NASA, SpaceX to Study Feasibility of Moving Hubble to Higher Orbit
NASA and aerospace company SpaceX have signed an unfunded Space Act Agreement to study the possibility of boosting the Hubble Space Telescope into a higher orbit and possibly adding more years of operation to its life.
Under the agreement, SpaceX will evaluate the feasibility of using its Dragon spacecraft to place the telescope in a higher orbit at no cost to the government. The aerospace company partnered with the Polaris Program to propose the study to understand the challenges associated with servicing missions.
Researchers will collect data from Hubble and the Dragon spacecraft throughout the study. The activity is expected to take six months, NASA said.
The space agency does not plan to conduct or fund a servicing mission as part of the activity. Other companies may also propose similar studies involving different spacecraft.
Parts of the mission may also apply to other spacecraft, particularly those in near-Earth orbit.
The Hubble Space Telescope was launched in 1990 to investigate the solar system, galaxies, nebulae and the universe. The telescope is managed by the Goddard Space Flight Center, the Space Telescope Science Institute and the European Space Agency.
Hubble is expected to continue performing science missions throughout the decade. In 2021, Tom Brown, the head of the Hubble Space Telescope Mission at STScI, said the telescope is expected to remain operational until at least 2026.
ESA said Hubble would remain in use as long as its components operate and that there are no plans to retire the spacecraft. It received its final servicing mission in 2009, the agency noted.

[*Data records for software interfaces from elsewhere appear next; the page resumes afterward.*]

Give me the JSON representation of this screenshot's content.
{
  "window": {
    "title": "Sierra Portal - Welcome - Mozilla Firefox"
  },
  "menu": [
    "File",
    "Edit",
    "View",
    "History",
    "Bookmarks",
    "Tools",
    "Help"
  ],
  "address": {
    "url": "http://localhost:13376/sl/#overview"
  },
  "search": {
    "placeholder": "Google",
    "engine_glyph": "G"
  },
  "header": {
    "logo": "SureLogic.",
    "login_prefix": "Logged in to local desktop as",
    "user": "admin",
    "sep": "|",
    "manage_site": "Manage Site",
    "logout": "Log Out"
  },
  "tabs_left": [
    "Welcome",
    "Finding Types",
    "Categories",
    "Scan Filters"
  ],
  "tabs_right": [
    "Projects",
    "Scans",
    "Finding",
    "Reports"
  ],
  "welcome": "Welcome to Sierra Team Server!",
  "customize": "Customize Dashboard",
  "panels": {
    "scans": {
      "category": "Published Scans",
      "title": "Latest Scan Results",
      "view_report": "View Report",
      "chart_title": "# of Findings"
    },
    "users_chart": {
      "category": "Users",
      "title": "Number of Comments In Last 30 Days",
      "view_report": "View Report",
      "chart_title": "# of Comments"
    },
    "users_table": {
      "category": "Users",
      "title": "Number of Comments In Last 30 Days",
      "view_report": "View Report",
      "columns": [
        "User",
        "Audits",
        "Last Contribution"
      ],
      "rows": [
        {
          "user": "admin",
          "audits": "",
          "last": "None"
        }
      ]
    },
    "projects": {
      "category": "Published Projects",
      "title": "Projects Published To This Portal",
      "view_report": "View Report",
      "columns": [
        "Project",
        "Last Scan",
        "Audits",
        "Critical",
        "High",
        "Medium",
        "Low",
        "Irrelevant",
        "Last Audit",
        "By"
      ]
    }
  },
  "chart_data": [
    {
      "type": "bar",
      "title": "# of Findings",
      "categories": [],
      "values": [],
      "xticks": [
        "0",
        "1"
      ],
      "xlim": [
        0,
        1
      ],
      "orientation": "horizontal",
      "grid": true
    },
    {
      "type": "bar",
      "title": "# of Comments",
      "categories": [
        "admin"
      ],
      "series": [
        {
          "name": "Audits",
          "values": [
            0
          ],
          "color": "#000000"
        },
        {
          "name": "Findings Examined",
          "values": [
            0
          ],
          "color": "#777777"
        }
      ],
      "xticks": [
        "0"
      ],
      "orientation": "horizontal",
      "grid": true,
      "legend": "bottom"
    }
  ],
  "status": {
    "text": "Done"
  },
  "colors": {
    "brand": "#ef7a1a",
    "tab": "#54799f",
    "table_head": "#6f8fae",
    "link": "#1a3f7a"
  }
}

Tags: Dragon spacecraft European Space Agency Hubble Space Telescope NASA Polaris Program space Space Act Agreement SpaceX